I'm watching this space like a hawk. One area of great concern for me so far is pricing.
Many of these firms, like Wealthfront, are coming in with extremely low prices. Example, Wealthfront charges 0.25% of assets under management. So far, they have $700M+ of AUM. That's about $1.75M in revenue. In order to be truly disruptive they will need a few trillion dollars under management like Vanguard (which also uses a passive investing strategy with low fees.).
Many people tend to think large financial firms are these big dumb oafs who are clueless that the world is going digital. Some of these people have short memories. Take a look back to the 1990s & early 2000's and see how quickly Fidelity, Schwab and others adjusted to the rise of online discount trading. Sure, some got caught with their pants down but they have deep pockets and aren't afraid to invest in technology if it means making more money or protecting their business.
While it is true that much of the current market offerings are a result of limited desire to disrupt their own very profitable business models there is also the very real challenge of regulatory constraints. And who drives/controls the regulators...the big financial firms do.

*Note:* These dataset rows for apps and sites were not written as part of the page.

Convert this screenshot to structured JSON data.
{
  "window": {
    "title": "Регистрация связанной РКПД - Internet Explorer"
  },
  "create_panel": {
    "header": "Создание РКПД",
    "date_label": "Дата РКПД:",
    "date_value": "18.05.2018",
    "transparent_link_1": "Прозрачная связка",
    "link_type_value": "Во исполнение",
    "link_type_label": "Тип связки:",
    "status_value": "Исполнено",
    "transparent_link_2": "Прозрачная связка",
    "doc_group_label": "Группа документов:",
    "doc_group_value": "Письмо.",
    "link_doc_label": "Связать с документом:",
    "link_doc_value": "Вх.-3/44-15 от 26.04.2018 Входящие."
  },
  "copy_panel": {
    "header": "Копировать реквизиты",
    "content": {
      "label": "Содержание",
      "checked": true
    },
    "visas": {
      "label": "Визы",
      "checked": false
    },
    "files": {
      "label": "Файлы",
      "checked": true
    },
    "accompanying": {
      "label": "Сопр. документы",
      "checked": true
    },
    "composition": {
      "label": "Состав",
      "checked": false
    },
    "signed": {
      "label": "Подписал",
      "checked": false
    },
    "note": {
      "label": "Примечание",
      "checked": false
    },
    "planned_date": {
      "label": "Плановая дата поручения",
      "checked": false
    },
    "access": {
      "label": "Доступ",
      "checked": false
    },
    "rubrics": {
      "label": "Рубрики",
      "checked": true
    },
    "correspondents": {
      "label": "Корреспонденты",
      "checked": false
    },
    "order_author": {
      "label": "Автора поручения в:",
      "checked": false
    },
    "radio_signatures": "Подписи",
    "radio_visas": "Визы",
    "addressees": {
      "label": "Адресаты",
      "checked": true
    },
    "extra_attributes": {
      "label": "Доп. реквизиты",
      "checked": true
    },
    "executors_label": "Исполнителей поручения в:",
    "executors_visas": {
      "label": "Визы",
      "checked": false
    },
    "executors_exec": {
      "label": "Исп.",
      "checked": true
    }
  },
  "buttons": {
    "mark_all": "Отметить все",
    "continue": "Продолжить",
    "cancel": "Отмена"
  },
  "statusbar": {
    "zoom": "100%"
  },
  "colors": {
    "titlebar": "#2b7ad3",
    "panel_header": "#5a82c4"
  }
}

I think there are some amazing opportunities for disruption in the financial services space, and some of them do involve low price strategies through efficiency, but much of it will happen behind the scenes where the end consumer doesn't see it.